Joel Lynn, executive director of student services, said the University of Victoria encourages the campus community to have an open dialogue about sexual violence. He said students who report assaults are connected with support workers who guide them throughout the process.
He said he could not discuss specific cases, but investigations rely on the Criminal Code definition of sexual assault, in which silence is not considered a form of consent.
“We do not have a ‘no means no’ policy,” he said.
He said external investigator reports are first given verbally but the written report has to be requested, so that sensitive legal and privacy information about third parties can be removed.
A copy of the letter received by the student states that “failure to maintain confidentiality may result in the university pursuing disciplinary actions with its applicable policies.”
But Lynn said support staff help students understand that it’s “their story to tell.”
“We do caution students about … disclosing third-party information, but we certainly don’t put any barriers around students where they can’t tell their story,” he said.
Like many universities in Canada, the University of Victoria lacks a stand-alone policy to respond to sexual assaults and instead relies on a non-academic misconduct policy.
The student said she was assaulted in November and immediately reported it to the school. She said she decided against going to police because she feared how she would be treated by officers.
The school hired an external investigator, but the student said — in contrast with Lynn’s statements — that she was offered very little support throughout the process. In the meantime, she saw her alleged assailant nearly every day on campus, where he continued to live, she said.
“It’s pretty terrifying,” she said. “It got to the point where I didn’t feel comfortable walking around on campus by myself.”
She said she later learned at a meeting with university officials that the school took some action including requiring the student to move off campus but he was not expelled. It was at that meeting she found out she had to request the report.
She wants the university to create a stand-alone sexual assault policy, offer more support to complainants and to ensure staff and students have full training on sexual assault and consent. There are students who have been sexually assaulted and don’t feel safe reporting it, she said.

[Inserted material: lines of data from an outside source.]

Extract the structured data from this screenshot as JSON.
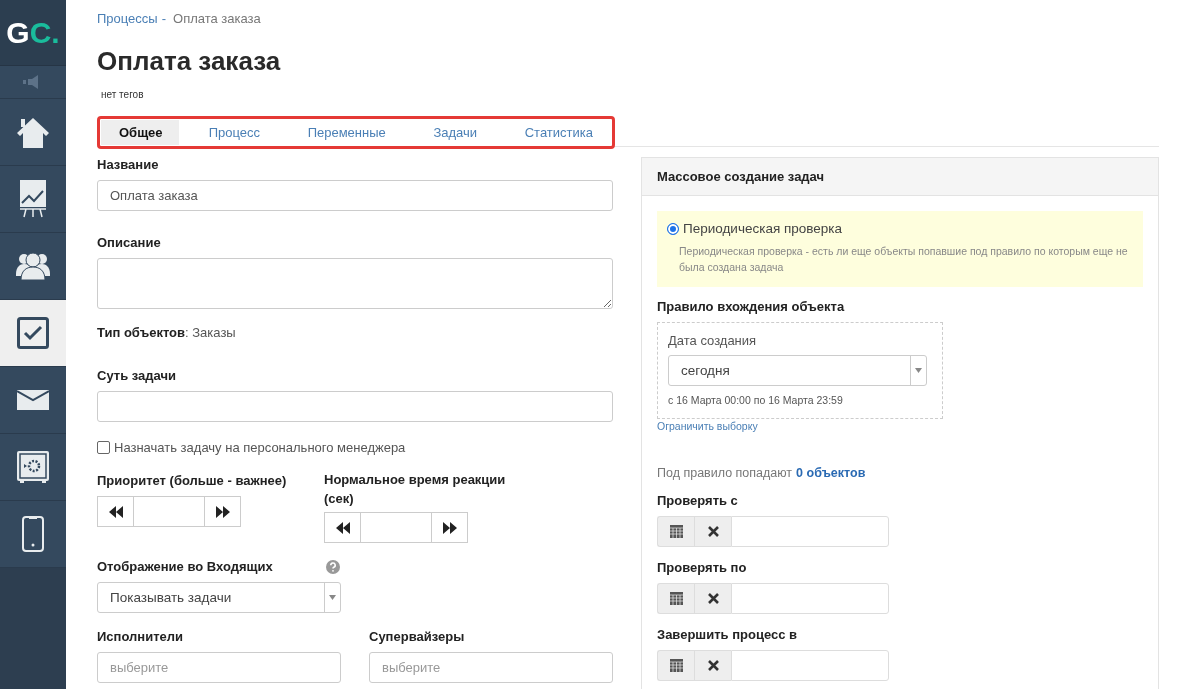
{
  "sidebar": {
    "logo": {
      "main": "G",
      "accent": "C."
    },
    "items": [
      {
        "kind": "speaker",
        "selected": false
      },
      {
        "kind": "home",
        "selected": false
      },
      {
        "kind": "chart",
        "selected": false
      },
      {
        "kind": "people",
        "selected": false
      },
      {
        "kind": "tasks",
        "selected": true
      },
      {
        "kind": "mail",
        "selected": false
      },
      {
        "kind": "safe",
        "selected": false
      },
      {
        "kind": "phone",
        "selected": false
      }
    ]
  },
  "breadcrumb": {
    "parent": "Процессы",
    "separator": "-",
    "current": "Оплата заказа"
  },
  "title": "Оплата заказа",
  "tags": "нет тегов",
  "tabs": [
    {
      "label": "Общее",
      "selected": true
    },
    {
      "label": "Процесс",
      "selected": false
    },
    {
      "label": "Переменные",
      "selected": false
    },
    {
      "label": "Задачи",
      "selected": false
    },
    {
      "label": "Статистика",
      "selected": false
    }
  ],
  "form": {
    "name": {
      "label": "Название",
      "value": "Оплата заказа"
    },
    "description": {
      "label": "Описание"
    },
    "object_type": "**Тип объектов**: Заказы",
    "essence": {
      "label": "Суть задачи"
    },
    "personal_manager": {
      "label": "Назначать задачу на персонального менеджера",
      "checked": false
    },
    "priority": {
      "label": "Приоритет (больше - важнее)"
    },
    "reaction_time": {
      "label": "Нормальное время реакции (сек)"
    },
    "inbox_display": {
      "label": "Отображение во Входящих",
      "value": "Показывать задачи"
    },
    "executors": {
      "label": "Исполнители",
      "placeholder": "выберите"
    },
    "supervisors": {
      "label": "Супервайзеры",
      "placeholder": "выберите"
    }
  },
  "panel": {
    "title": "Массовое создание задач",
    "option": {
      "label": "Периодическая проверка",
      "selected": true,
      "description": "Периодическая проверка - есть ли еще объекты попавшие под правило по которым еще не была создана задача"
    },
    "rule_title": "Правило вхождения объекта",
    "rule": {
      "label": "Дата создания",
      "value": "сегодня",
      "range": "с 16 Марта 00:00 по 16 Марта 23:59"
    },
    "limit_link": "Ограничить выборку",
    "count": {
      "text": "Под правило попадают",
      "link": "0 объектов"
    },
    "date_fields": [
      {
        "label": "Проверять с"
      },
      {
        "label": "Проверять по"
      },
      {
        "label": "Завершить процесс в"
      }
    ]
  }
}
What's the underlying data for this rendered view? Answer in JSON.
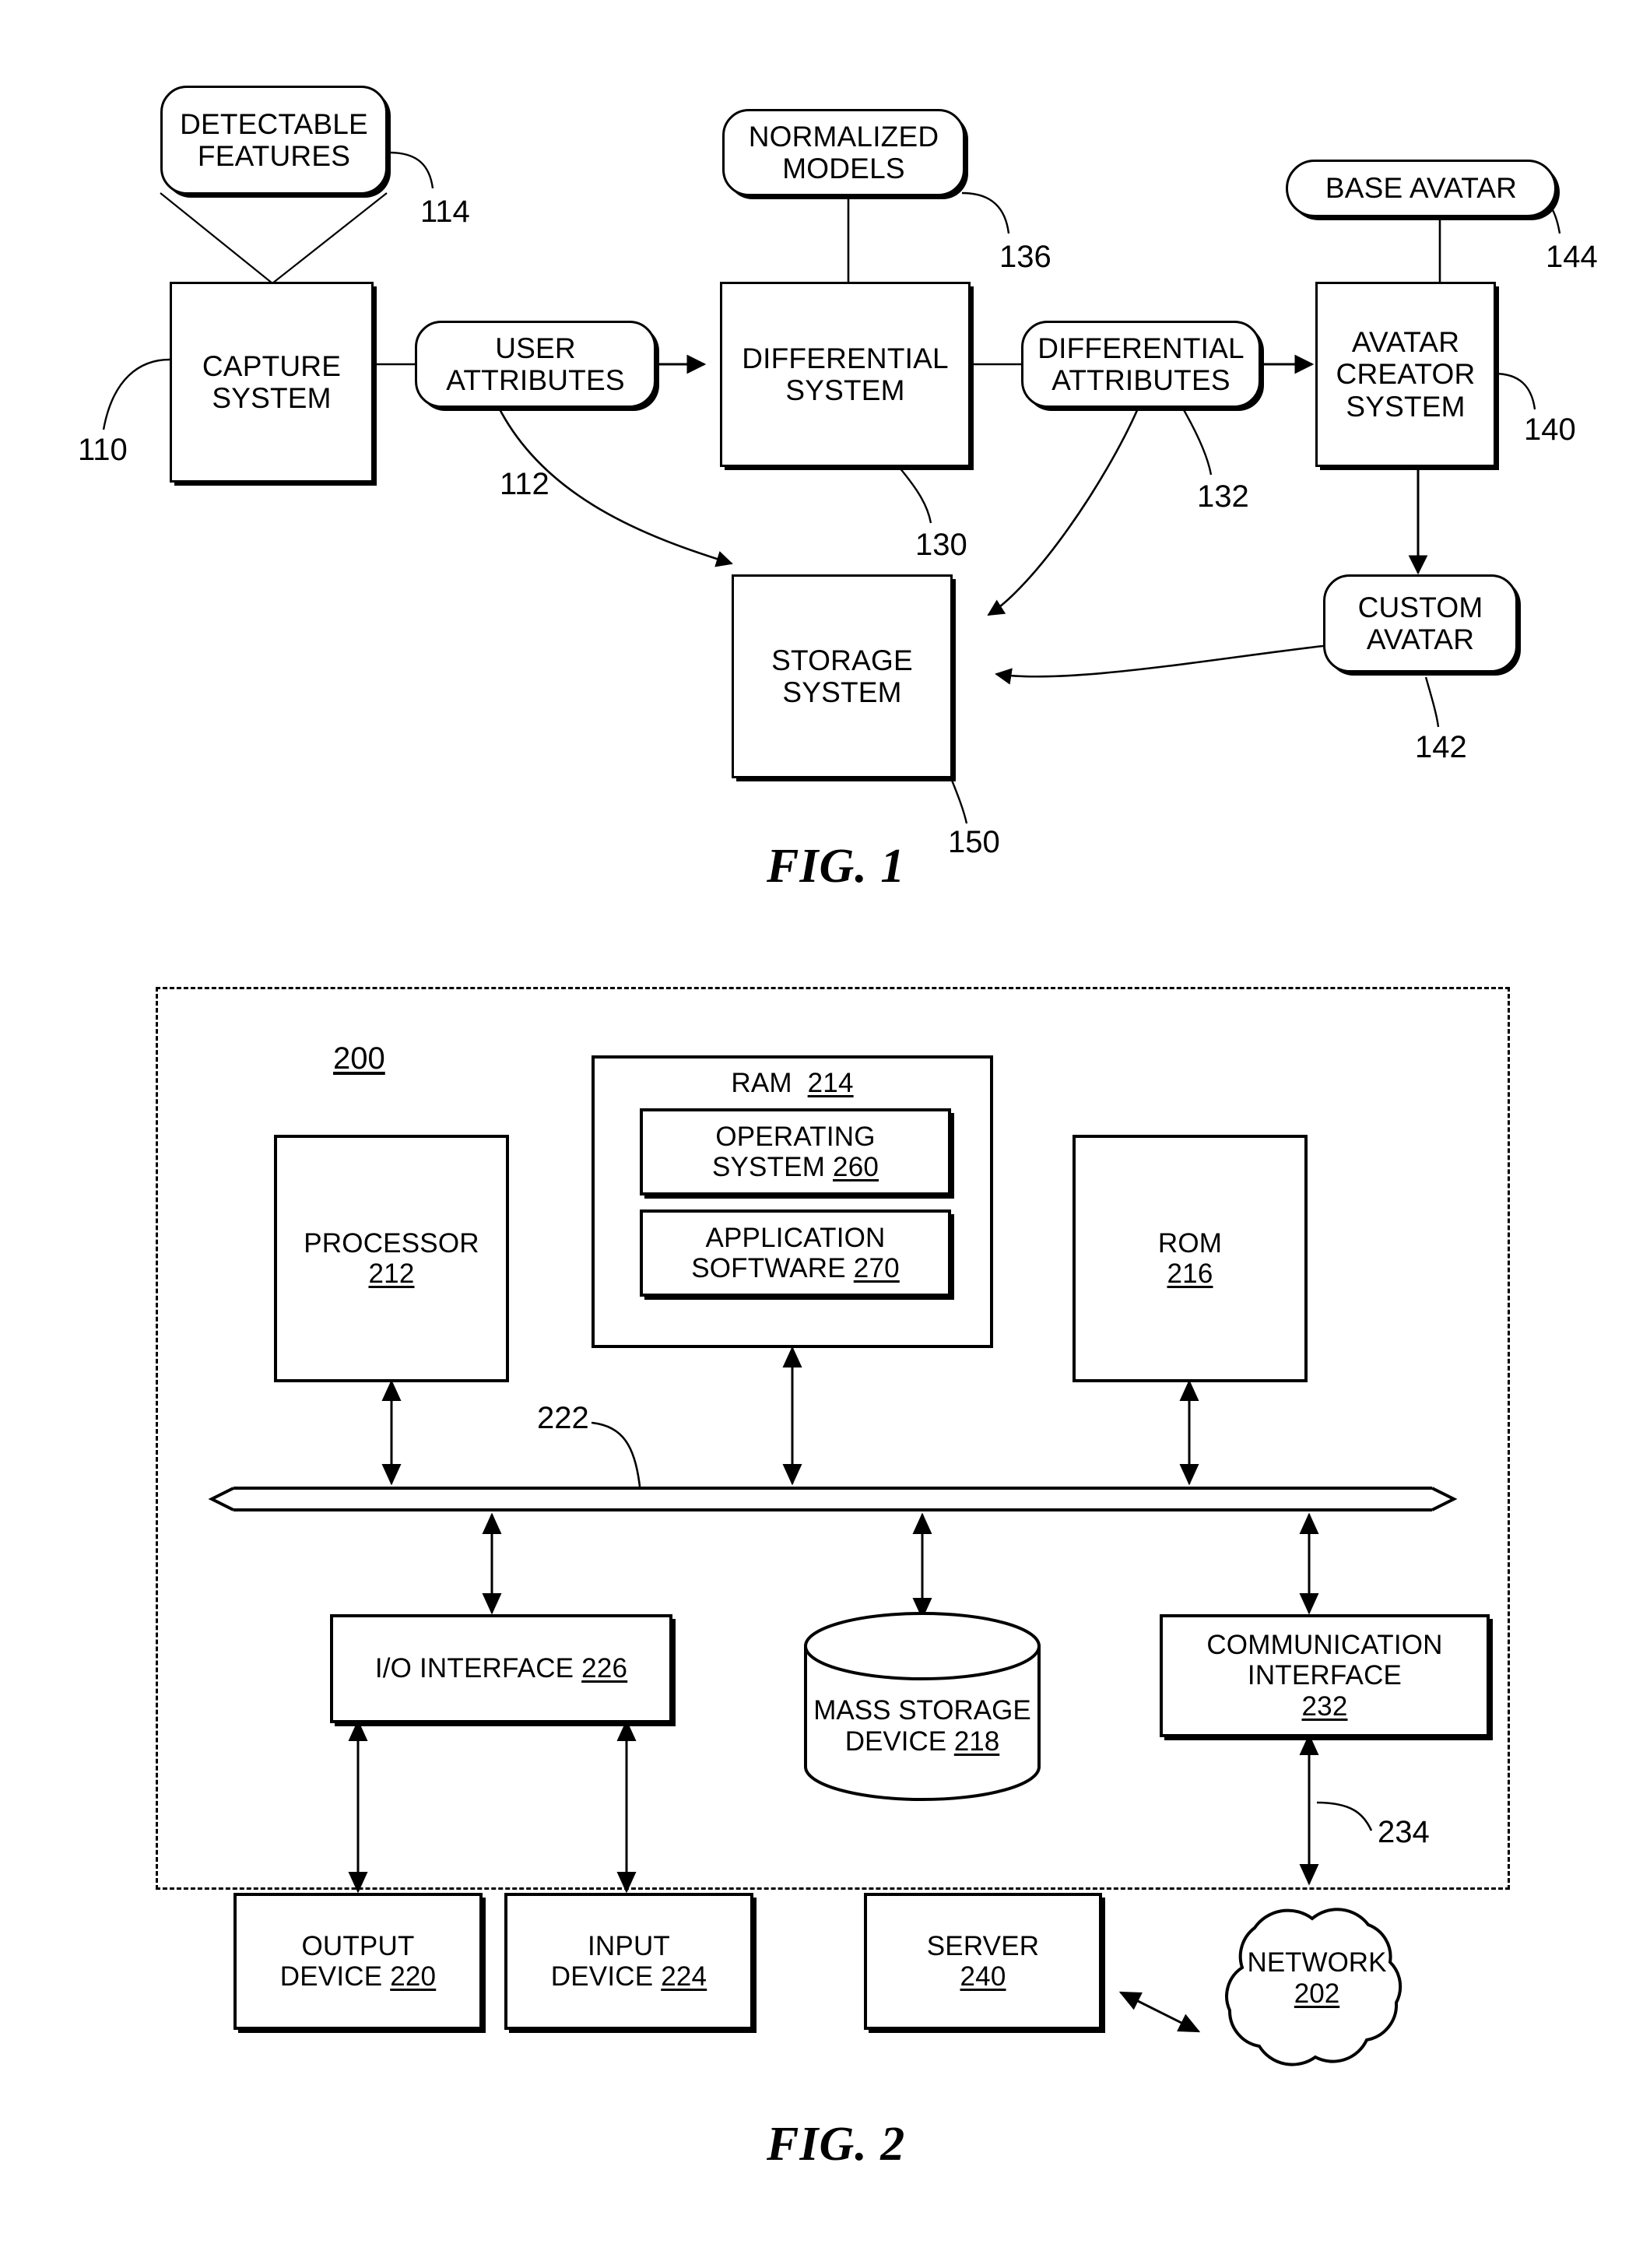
{
  "document": {
    "type": "patent-drawing-sheet",
    "figures": [
      {
        "caption": "FIG. 1",
        "title": "Avatar generation system block diagram"
      },
      {
        "caption": "FIG. 2",
        "title": "Computing device block diagram"
      }
    ]
  },
  "fig1": {
    "caption": "FIG. 1",
    "nodes": {
      "detectable_features": {
        "label": "DETECTABLE FEATURES",
        "line1": "DETECTABLE",
        "line2": "FEATURES",
        "ref": "114",
        "shape": "rounded-callout"
      },
      "capture_system": {
        "label": "CAPTURE SYSTEM",
        "line1": "CAPTURE",
        "line2": "SYSTEM",
        "ref": "110",
        "shape": "rect"
      },
      "user_attributes": {
        "label": "USER ATTRIBUTES",
        "line1": "USER",
        "line2": "ATTRIBUTES",
        "ref": "112",
        "shape": "rounded"
      },
      "normalized_models": {
        "label": "NORMALIZED MODELS",
        "line1": "NORMALIZED",
        "line2": "MODELS",
        "ref": "136",
        "shape": "rounded"
      },
      "differential_system": {
        "label": "DIFFERENTIAL SYSTEM",
        "line1": "DIFFERENTIAL",
        "line2": "SYSTEM",
        "ref": "130",
        "shape": "rect"
      },
      "differential_attributes": {
        "label": "DIFFERENTIAL ATTRIBUTES",
        "line1": "DIFFERENTIAL",
        "line2": "ATTRIBUTES",
        "ref": "132",
        "shape": "rounded"
      },
      "base_avatar": {
        "label": "BASE AVATAR",
        "line1": "BASE AVATAR",
        "line2": "",
        "ref": "144",
        "shape": "pill"
      },
      "avatar_creator_system": {
        "label": "AVATAR CREATOR SYSTEM",
        "line1": "AVATAR",
        "line2": "CREATOR",
        "line3": "SYSTEM",
        "ref": "140",
        "shape": "rect"
      },
      "custom_avatar": {
        "label": "CUSTOM AVATAR",
        "line1": "CUSTOM",
        "line2": "AVATAR",
        "ref": "142",
        "shape": "rounded"
      },
      "storage_system": {
        "label": "STORAGE SYSTEM",
        "line1": "STORAGE",
        "line2": "SYSTEM",
        "ref": "150",
        "shape": "rect"
      }
    },
    "reference_numerals": [
      "110",
      "112",
      "114",
      "130",
      "132",
      "136",
      "140",
      "142",
      "144",
      "150"
    ]
  },
  "fig2": {
    "caption": "FIG. 2",
    "enclosure_ref": "200",
    "nodes": {
      "processor": {
        "line1": "PROCESSOR",
        "ref": "212"
      },
      "ram": {
        "line1": "RAM",
        "ref": "214"
      },
      "operating_system": {
        "line1": "OPERATING",
        "line2": "SYSTEM",
        "ref": "260"
      },
      "application_software": {
        "line1": "APPLICATION",
        "line2": "SOFTWARE",
        "ref": "270"
      },
      "rom": {
        "line1": "ROM",
        "ref": "216"
      },
      "bus": {
        "ref": "222"
      },
      "io_interface": {
        "line1": "I/O INTERFACE",
        "ref": "226"
      },
      "mass_storage_device": {
        "line1": "MASS STORAGE",
        "line2": "DEVICE",
        "ref": "218"
      },
      "communication_interface": {
        "line1": "COMMUNICATION",
        "line2": "INTERFACE",
        "ref": "232"
      },
      "comm_link": {
        "ref": "234"
      },
      "output_device": {
        "line1": "OUTPUT",
        "line2": "DEVICE",
        "ref": "220"
      },
      "input_device": {
        "line1": "INPUT",
        "line2": "DEVICE",
        "ref": "224"
      },
      "server": {
        "line1": "SERVER",
        "ref": "240"
      },
      "network": {
        "line1": "NETWORK",
        "ref": "202"
      }
    },
    "reference_numerals": [
      "200",
      "202",
      "212",
      "214",
      "216",
      "218",
      "220",
      "222",
      "224",
      "226",
      "232",
      "234",
      "240",
      "260",
      "270"
    ]
  },
  "colors": {
    "ink": "#000000",
    "paper": "#ffffff"
  }
}
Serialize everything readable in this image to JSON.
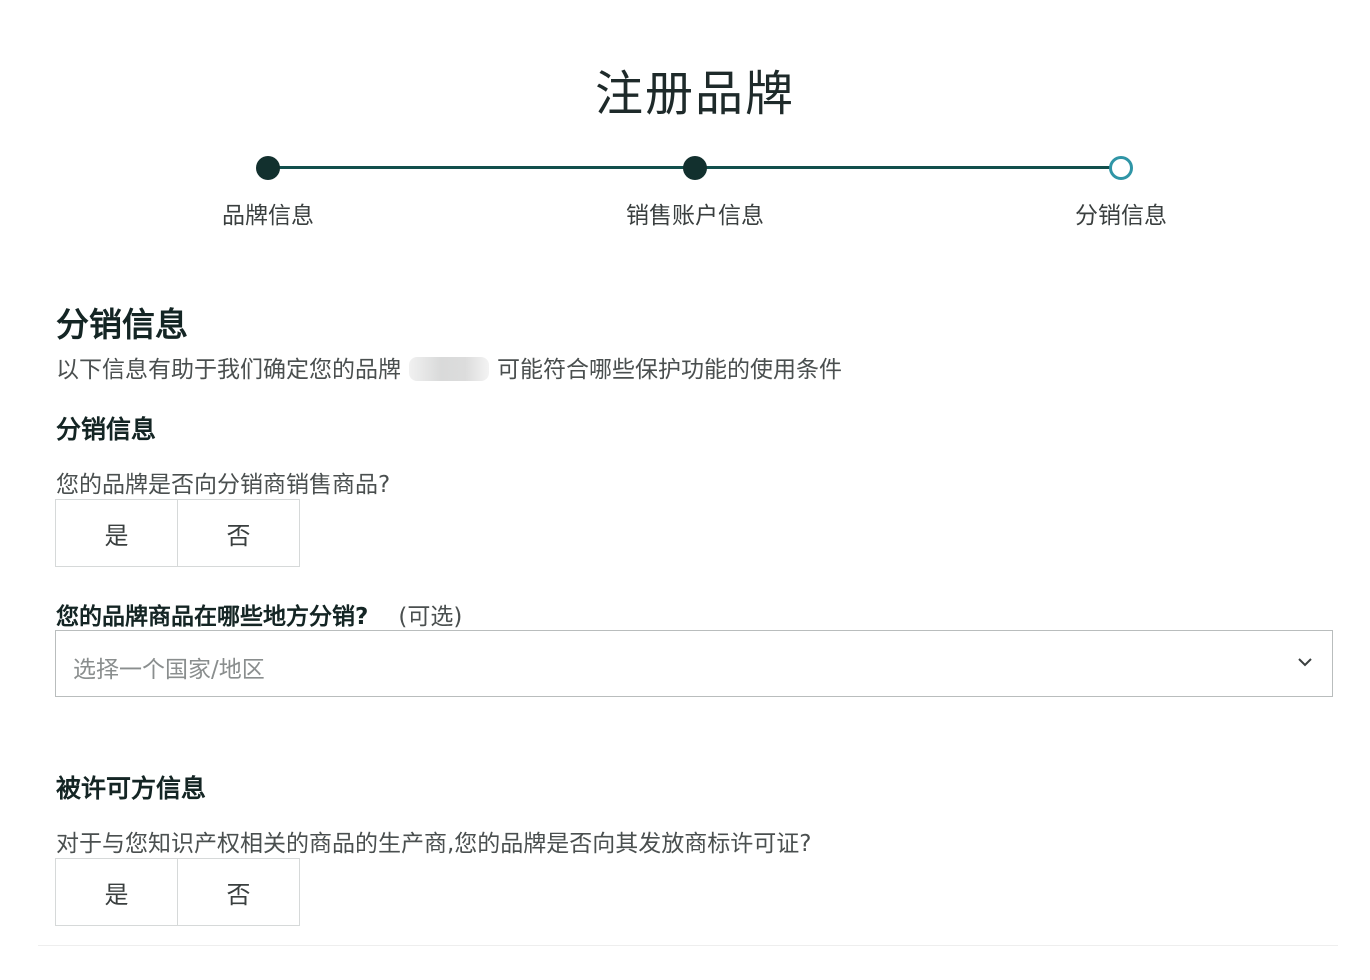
{
  "page": {
    "title": "注册品牌"
  },
  "stepper": {
    "steps": [
      {
        "label": "品牌信息",
        "state": "completed"
      },
      {
        "label": "销售账户信息",
        "state": "completed"
      },
      {
        "label": "分销信息",
        "state": "current"
      }
    ],
    "colors": {
      "line": "#124f4c",
      "completed_dot": "#12302e",
      "current_ring": "#2f95a6"
    }
  },
  "section": {
    "heading": "分销信息",
    "desc_before": "以下信息有助于我们确定您的品牌",
    "desc_after": "可能符合哪些保护功能的使用条件"
  },
  "distribution": {
    "subheading": "分销信息",
    "question": "您的品牌是否向分销商销售商品?",
    "yes_label": "是",
    "no_label": "否",
    "where_label": "您的品牌商品在哪些地方分销?",
    "optional_label": "(可选)",
    "select_placeholder": "选择一个国家/地区",
    "select_icon": "chevron-down-icon"
  },
  "licensee": {
    "subheading": "被许可方信息",
    "question": "对于与您知识产权相关的商品的生产商,您的品牌是否向其发放商标许可证?",
    "yes_label": "是",
    "no_label": "否"
  }
}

“The safety of every student should be a priority for the university, and it’s not right now,” she said.
“I think it’s really terrible that the people who are the most vulnerable are the ones who have to protect ourselves the most.”
Two students who work as residence staff members also said they’ve faced pressured to stay silent about sexual assaults on campus.
The staff members, who spoke anonymously because they fear repercussions, say a supervisor recently told them to call security if journalists showed up after a male student was arrested in connection with four alleged assaults in a separate case.
Asked about the allegation, the university responded that residence staff are asked not to speak to media on behalf of the university and to report anyone gaining access to student residences without permission.
Residence workers often act as first responders to campus sexual assaults, referring students to campus security and to the Judicial Affairs office to report attacks. The two students said they feel frustrated and demoralized because often reports go nowhere, they said.
“The assailants are allowed to remain on staff, remain on campus, remain as students indefinitely. Most of the time, nothing happens,” said one of the students.
“In not having a clear policy in place, in not having consequences for the people who did this … the university is ultimately complicit in all these sexual assaults. They’re allowing it to happen.”